So I was wondering if I can tweak the program in some way to increase my pull up reps while also continuing to have balanced strength/mass gains in other parts of the body too.
What do you think of replacing the staggered traps/rhomboids exercises with low-rep pull ups to reach 20~30 reps on upper body pressing days?
Also, I just read your older article, “Keep your Chin up”, and saw that you had chin up negatives as part of the program. I’m a little confused because you emphasise the importance of eccentric-less work in lat work in order to minimise CNS fatigue. Is doing negative chins acceptable when trying to increase the reps or is that still a no-go?
So, to sum up my questions,
How can I (Or can I) tweak the HP Mass program to boost my pull-up reps?
If such modifications are acceptable, what do you think of replacing staggered traps/rhomboids work with low-rep pull up sets to reach 20~30 reps total?
Are negative chin ups effective in increasing pull up reps, or will they be detrimental in long-term due to the CNS fatigue they may cause?
Thanks in advance for your reply, CT!
I think CT has indirectly addressed your question through various livespills, training lab, and forum posts. In short, pullup training can certainly be incorporated into the program. For example, CT has his mma client do multiple sets of submaximal chins throughout the day, everyday. Obviously your capacity to recover from this will determine how much volume and how close to failure you get. General rule of thumb being as many as possible without affecting your performance in the HP mass workouts the next day. This should address question #1.
As an aside, it seems that CT feels that for optimal back development, the “hold and squeeze” is crucial; if you can’t perform these sufficiently with chins then, at least from the perspecive of lat development, they may not be the ideal main movement in your lat foundation day workout.
Regarding replacing traps/rhomboids/mid back work with pullups, CT has specifically delineated between lat work and “supporting back musculature” work. The latter should be worked in tandem with your upper body pressing muscles to promote shoulder health, etc. Chins/lat work in general is done on the "foundation day’ which is SEPARATE from the upper back/shoulder supporting musculature work. So I think he advices not to replace traps/rhomboid/mid back training with lat work and vice versa as they serve different and important functions. This should address #2.

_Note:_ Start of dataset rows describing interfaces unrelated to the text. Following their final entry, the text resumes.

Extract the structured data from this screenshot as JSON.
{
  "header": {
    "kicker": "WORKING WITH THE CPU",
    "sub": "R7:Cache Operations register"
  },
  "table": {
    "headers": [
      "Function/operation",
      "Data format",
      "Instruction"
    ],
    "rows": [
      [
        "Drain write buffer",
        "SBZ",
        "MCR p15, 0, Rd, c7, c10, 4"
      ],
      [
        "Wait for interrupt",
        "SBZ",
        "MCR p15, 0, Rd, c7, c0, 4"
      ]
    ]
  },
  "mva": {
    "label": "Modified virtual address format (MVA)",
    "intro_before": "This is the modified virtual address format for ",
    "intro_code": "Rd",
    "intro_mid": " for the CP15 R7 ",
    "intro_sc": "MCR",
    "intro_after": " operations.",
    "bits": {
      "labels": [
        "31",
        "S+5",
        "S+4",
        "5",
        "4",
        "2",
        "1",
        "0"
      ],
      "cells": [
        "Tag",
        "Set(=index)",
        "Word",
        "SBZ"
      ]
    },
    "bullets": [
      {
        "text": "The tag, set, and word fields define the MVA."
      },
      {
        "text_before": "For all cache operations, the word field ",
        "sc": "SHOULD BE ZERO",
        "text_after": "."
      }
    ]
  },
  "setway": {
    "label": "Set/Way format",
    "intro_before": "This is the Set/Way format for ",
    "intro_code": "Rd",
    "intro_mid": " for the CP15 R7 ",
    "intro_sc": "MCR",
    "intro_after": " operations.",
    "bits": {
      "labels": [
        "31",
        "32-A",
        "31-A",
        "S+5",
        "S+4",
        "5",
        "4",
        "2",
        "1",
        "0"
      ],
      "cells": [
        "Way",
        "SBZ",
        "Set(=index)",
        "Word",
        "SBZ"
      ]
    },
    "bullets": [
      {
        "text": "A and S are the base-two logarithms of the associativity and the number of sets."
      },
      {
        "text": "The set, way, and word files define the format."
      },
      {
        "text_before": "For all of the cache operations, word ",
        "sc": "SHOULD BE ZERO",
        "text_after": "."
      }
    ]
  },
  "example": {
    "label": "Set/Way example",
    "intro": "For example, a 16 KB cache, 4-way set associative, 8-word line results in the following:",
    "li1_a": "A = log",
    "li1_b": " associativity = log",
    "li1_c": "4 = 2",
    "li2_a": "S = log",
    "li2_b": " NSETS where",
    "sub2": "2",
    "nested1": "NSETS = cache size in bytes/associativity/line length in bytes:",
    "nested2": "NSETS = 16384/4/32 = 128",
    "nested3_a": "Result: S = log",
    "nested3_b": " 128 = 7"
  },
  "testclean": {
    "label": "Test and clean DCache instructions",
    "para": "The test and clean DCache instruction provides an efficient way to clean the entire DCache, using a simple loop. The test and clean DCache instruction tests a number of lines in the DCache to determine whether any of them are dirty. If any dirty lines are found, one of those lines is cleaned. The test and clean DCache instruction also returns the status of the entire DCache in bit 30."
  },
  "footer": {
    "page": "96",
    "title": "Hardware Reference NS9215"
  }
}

Regarding question #3 about negative chins, I think CT would ask what your primary emphasis would be. Obviously, negative chins have been used with much success to increase pullups (particularly for those who couldn’t do many bodyweight pullups to begin with). The HP mass performance is not a pullup specialization program and such principles as eccentricless training to minimize CNS fatigue are outlined by CT as a way of increasing volume/stimulation without exceeding one’s capacity to recover…to serve the purpose of BULIDING muscle. I imagine if your primary goal is to just improve pullup performance, then doing submaximal repwork daily or several times a week as outlined above would be an ok “addition” to the program. Most pull up specialization programs I’ve seen focus on submaximal work daily or seveal times a day (e.g. as outlined above) rather than heavy eccentric emphasis. You could probably do negatives on your lat/bi foundation day if you really wanted to.
Since I also love pullups I’ll share what I’ve been doing. I can do about 35 chins strict form before failure so I like to do sets of 10-15 pullups throughout my workout with a fast, somewhat loose form and certainly no emphasis on the eccentric. I treat these as additional volume and fun; they dont really affect my performance. I usually stagger them in between my upper body pressing and my supporting musculature work. Throughout the rest of the day, I bang out several sets of pullups at home, never to failure.
Hope this helps and someone feel free to clarify if I missed something.[/quote]
Thank you so much for your reply, Sigil! Your answer really helped a lot.
I just have another question about the several sets of pull ups you do at home. Are those also in 10-15 rep range, or more but just not to failure? Also, do you personally do pull-ups everyday?[/quote]
No prob at all. Yep, I do sets of 10-15 typically (I don’t really count; they’re not to failure) at home and I do them every day. I would say I hit around 50-100 each day total outside the gym on non lats/back days.